Tonight, it was sounding like life giving music to me.

I once more tried to look behind to check but it was too dark. For some reason, the Scorpio folks seemed to have not followed us.

When the cart reached the Nagbaba's hut, a little girl opened the gate. It was a small compound. The boundary was made of thorny dried shrubs. To the left, there were a few cows. There were four more guards to check us out - three dogs, thin like street ones, and a cat.

Revaram spoke to the girl and then walked towards the open place just before the hut to find a place to lie down. The girl asked us to sit on a charpoy in the verandah. The verandah was an open balcony, roughly two feet above the ground. It opened into a room - the only room in the hut. Rest was all open from four sides with a thatch roof above.

She gave us water and then went inside the room to inform her Baba, the snake charmer. We could hear her voice, "They have come". 

He came out - it was a huge disappointment. We had travelled this far, on faith to find a very ordinary, thin, half naked fellow. I had expected more men around, someone strong and visibly more influential. After all the superficial change the mind had undergone, I was still measuring using the yardsticks that the world used.

He was dark, looked bent with old age, and had just a thin white cloth wrapped around his lower half. He had stubble -half grey, oval face with many lines on cheeks around the eyes, betraying his old age.

We stood up in courtesy.
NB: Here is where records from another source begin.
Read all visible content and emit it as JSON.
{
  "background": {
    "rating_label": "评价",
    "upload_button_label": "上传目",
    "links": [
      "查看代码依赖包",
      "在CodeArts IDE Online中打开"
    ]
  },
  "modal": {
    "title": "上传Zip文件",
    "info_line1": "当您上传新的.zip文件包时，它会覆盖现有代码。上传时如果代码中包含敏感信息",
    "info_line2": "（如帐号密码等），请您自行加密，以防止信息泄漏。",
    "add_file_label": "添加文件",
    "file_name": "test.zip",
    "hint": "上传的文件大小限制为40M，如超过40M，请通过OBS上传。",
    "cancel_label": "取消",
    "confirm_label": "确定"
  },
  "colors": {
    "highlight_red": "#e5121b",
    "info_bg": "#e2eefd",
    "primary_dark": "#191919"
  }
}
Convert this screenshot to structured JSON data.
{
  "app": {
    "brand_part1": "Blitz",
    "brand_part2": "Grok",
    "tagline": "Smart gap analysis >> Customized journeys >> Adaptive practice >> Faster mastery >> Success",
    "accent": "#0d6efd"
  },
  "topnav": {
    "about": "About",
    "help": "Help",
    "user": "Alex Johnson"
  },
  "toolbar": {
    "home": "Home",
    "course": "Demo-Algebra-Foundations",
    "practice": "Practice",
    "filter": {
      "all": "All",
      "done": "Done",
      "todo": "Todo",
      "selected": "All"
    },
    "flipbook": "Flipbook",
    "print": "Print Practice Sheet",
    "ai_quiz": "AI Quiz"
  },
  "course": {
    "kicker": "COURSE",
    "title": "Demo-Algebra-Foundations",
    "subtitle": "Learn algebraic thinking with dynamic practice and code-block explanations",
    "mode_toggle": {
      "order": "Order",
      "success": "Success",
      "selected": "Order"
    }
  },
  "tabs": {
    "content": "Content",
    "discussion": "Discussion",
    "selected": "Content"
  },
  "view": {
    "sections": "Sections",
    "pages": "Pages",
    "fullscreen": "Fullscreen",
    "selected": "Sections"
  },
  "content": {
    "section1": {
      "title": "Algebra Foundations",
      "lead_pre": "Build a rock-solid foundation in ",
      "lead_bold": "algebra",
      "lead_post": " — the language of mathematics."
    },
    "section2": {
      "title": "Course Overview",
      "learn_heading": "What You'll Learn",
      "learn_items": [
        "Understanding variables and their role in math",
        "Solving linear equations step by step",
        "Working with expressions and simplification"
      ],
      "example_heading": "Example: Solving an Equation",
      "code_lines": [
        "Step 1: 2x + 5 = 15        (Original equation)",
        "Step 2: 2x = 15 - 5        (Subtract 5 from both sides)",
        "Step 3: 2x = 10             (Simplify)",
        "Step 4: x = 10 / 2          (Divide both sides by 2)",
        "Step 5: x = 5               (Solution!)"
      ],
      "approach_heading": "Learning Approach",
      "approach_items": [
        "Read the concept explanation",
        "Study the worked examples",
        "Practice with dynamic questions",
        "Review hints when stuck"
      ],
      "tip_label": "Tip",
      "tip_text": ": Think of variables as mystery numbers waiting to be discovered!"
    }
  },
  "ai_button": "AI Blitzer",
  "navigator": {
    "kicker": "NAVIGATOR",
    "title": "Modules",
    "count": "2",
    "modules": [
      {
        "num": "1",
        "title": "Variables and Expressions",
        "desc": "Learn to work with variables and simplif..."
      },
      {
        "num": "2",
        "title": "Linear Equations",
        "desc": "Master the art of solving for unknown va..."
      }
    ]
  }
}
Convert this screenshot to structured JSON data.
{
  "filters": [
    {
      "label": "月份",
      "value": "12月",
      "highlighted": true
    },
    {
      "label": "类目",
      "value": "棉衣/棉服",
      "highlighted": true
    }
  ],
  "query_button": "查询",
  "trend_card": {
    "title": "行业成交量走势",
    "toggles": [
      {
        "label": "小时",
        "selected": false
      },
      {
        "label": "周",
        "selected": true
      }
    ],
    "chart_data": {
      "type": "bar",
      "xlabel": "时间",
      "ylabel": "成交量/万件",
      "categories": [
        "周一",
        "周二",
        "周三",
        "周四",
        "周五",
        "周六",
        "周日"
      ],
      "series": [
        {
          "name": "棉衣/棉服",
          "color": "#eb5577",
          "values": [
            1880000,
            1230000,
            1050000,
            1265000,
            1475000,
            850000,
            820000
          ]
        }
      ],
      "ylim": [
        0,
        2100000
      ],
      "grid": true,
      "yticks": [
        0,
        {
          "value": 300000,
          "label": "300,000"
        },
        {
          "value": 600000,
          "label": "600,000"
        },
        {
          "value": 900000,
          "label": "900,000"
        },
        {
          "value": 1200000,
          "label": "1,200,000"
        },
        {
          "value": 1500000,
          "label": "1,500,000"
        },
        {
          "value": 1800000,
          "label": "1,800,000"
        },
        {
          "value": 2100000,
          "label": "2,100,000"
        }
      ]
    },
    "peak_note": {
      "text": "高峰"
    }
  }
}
He shook hands with us, in our manner, and asked us to sit on the charpoy. He sat on the ground in front of us. The Snake charmer asked Revaram for a 'bidi' and match box. Revaram produced one from pocket. He bid Revaram to go and sleep, and then he asked, “Are you entering the forests for the first time?” I said, “Yes”.

“Then it must be some experience for you”, he said.  We both smiled. For all the anti-climax of our expectations, we were fine as this man was warm, had a family with animals, and seemed simple and content. His voice had a calm assurance about being in full control of things around him.

He said, “Welcome to my small hut. I was very worried for you when the second vehicle came to Revaram's village. I hoped you don't delay on the way. When the vehicle turned back and I knew you had started on the cart, I relaxed and went to sleep.”

It looked like a day of puzzles. What this man said just now didn't make sense to me.  He seemed amused at our thoughts. I still asked, “Are you sure they won’t come here?”

He said, “They won’t come this way without informing. If they try, I will know when they are five kilometers away. Please don’t worry tonight. Tomorrow you can plan to go back.”  Then he disappeared inside. I eased myself on the charpoy while Sooraj slept on the ground.  For some reason, we had enough peace of mind for a sound sleep.

----End of Chapter 1----